So there we all were last night at The Griffin – great pub on the corner of Brentford Footie Ground – with my friend Lyn’s band playing from its repertoire – mostly ‘sixties and ‘seventies – pulsing they were, just pulsing.
And then suddenly – yup – the women were up and dancing – and – eventually – with slightly more caution – so were the men. Giving it all we’d got we found that sinewy rythm all over again. Nobody can touch the children of the ‘sixties when it comes to getting up and moving to their music and – despite knees going, and bunions sprouting and the twinges that flesh is heir to – Oh how we danced.
And I had a sudden revelation of complete and utter joy – because we were still in the ring, still doing it, still full of f-f-f-fire and not much ice – and gave not a fig for anyone who might stare at us and laugh.

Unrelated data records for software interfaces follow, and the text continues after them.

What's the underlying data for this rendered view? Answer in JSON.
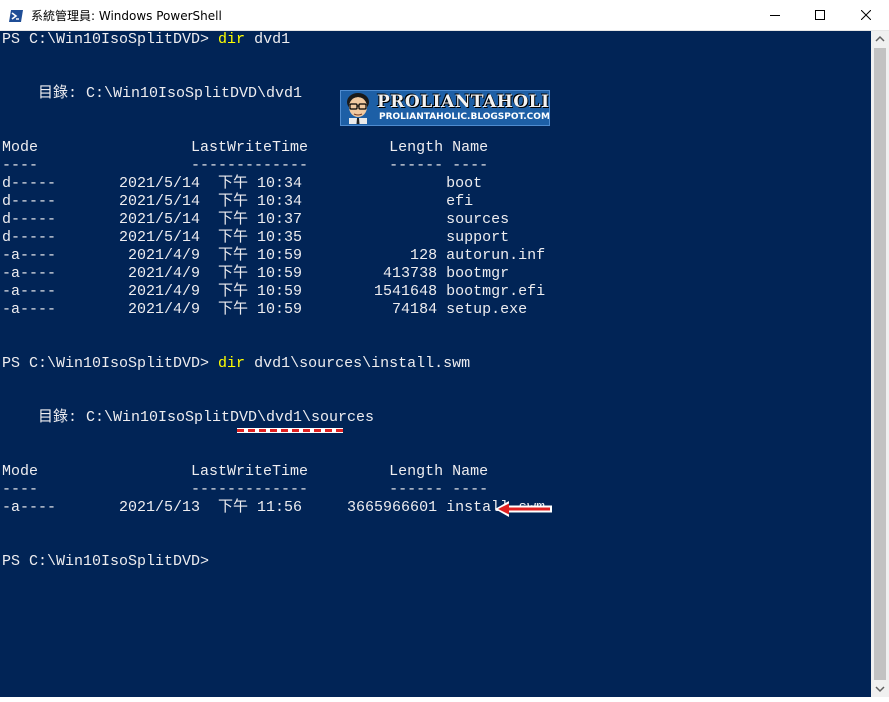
{
  "window": {
    "title": "系統管理員: Windows PowerShell",
    "buttons": {
      "minimize": "minimize",
      "maximize": "maximize",
      "close": "close"
    },
    "console_bg": "#012456",
    "command_color": "#ffff00"
  },
  "console": {
    "prompt1": {
      "prompt": "PS C:\\Win10IsoSplitDVD> ",
      "cmd": "dir",
      "args": " dvd1"
    },
    "dir1_header": "    目錄: C:\\Win10IsoSplitDVD\\dvd1",
    "columns_line": "Mode                 LastWriteTime         Length Name",
    "separator_line": "----                 -------------         ------ ----",
    "listing1": [
      "d-----       2021/5/14  下午 10:34                boot",
      "d-----       2021/5/14  下午 10:34                efi",
      "d-----       2021/5/14  下午 10:37                sources",
      "d-----       2021/5/14  下午 10:35                support",
      "-a----        2021/4/9  下午 10:59            128 autorun.inf",
      "-a----        2021/4/9  下午 10:59         413738 bootmgr",
      "-a----        2021/4/9  下午 10:59        1541648 bootmgr.efi",
      "-a----        2021/4/9  下午 10:59          74184 setup.exe"
    ],
    "prompt2": {
      "prompt": "PS C:\\Win10IsoSplitDVD> ",
      "cmd": "dir",
      "args": " dvd1\\sources\\install.swm"
    },
    "dir2_header": "    目錄: C:\\Win10IsoSplitDVD\\dvd1\\sources",
    "listing2": [
      "-a----       2021/5/13  下午 11:56     3665966601 install.swm"
    ],
    "prompt3": "PS C:\\Win10IsoSplitDVD>"
  },
  "watermark": {
    "title": "PROLIANTAHOLIC",
    "url": "PROLIANTAHOLIC.BLOGSPOT.COM"
  },
  "annotations": {
    "underline_color": "#e02020",
    "arrow_color": "#e02020",
    "arrow_target": "install.swm"
  }
}
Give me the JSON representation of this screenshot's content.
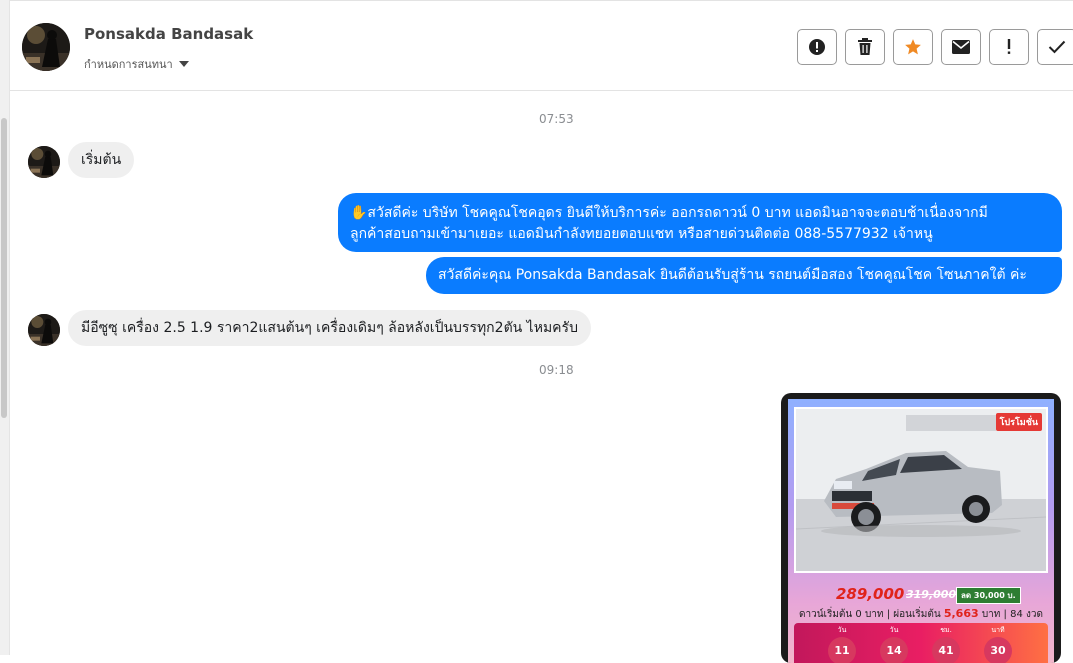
{
  "header": {
    "contact_name": "Ponsakda Bandasak",
    "conversation_setting": "กำหนดการสนทนา"
  },
  "actions": [
    {
      "name": "spam-button",
      "icon": "exclamation-circle-icon"
    },
    {
      "name": "delete-button",
      "icon": "trash-icon"
    },
    {
      "name": "star-button",
      "icon": "star-icon",
      "color": "#f08a24"
    },
    {
      "name": "mail-button",
      "icon": "envelope-icon"
    },
    {
      "name": "important-button",
      "icon": "exclamation-icon"
    },
    {
      "name": "done-button",
      "icon": "check-icon"
    }
  ],
  "messages": {
    "time_1": "07:53",
    "incoming_1": "เริ่มต้น",
    "outgoing_1_line1": "✋สวัสดีค่ะ บริษัท โชคคูณโชคอุดร ยินดีให้บริการค่ะ ออกรถดาวน์ 0 บาท แอดมินอาจจะตอบช้าเนื่องจากมี",
    "outgoing_1_line2": "ลูกค้าสอบถามเข้ามาเยอะ แอดมินกำลังทยอยตอบแชท หรือสายด่วนติดต่อ 088-5577932 เจ้าหนู",
    "outgoing_2": "สวัสดีค่ะคุณ Ponsakda Bandasak ยินดีต้อนรับสู่ร้าน รถยนต์มือสอง โชคคูณโชค โซนภาคใต้ ค่ะ",
    "incoming_2": "มีอีซูซุ เครื่อง 2.5 1.9  ราคา2แสนต้นๆ เครื่องเดิมๆ ล้อหลังเป็นบรรทุก2ตัน ไหมครับ",
    "time_2": "09:18"
  },
  "card": {
    "promo_tag": "โปรโมชั่น",
    "price_now": "289,000",
    "price_old": "319,000",
    "discount": "ลด 30,000 บ.",
    "terms_prefix": "ดาวน์เริ่มต้น 0 บาท | ผ่อนเริ่มต้น",
    "installment": "5,663",
    "terms_suffix": "บาท | 84 งวด",
    "countdown": [
      {
        "label": "วัน",
        "value": "11"
      },
      {
        "label": "วัน",
        "value": "14"
      },
      {
        "label": "ชม.",
        "value": "41"
      },
      {
        "label": "นาที",
        "value": "30"
      }
    ]
  }
}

This was our music from our time, and it was a great time, one of the most democratic and laid back decades in any timeline and it defined a generation of people who were generally of good intent and for whom money, status, celebrity, elitism and much of the stuff that currently rocks just didn’t signify. I know, I know, The Beatles fell out with each other, The Stones singer got wildly avaricious (so they say, couldn’t possibly comment) and a lot of beautiful people overdid the booze and drugs and died but that came later. Many – most of us – kept that ethos of basic goodness and the pursuit of happiness and mourned its passing. You could see it in The Griffin last night.
And it reminded me of another time when the world looked to be ‘a pleasant exercise of hope and joy for we who were strong in love…’ When Wordsworth wrote of the French Revolution – before the darkness descended there, too – ‘Bliss was it in that dawn to be alive. But to be young was very heaven…’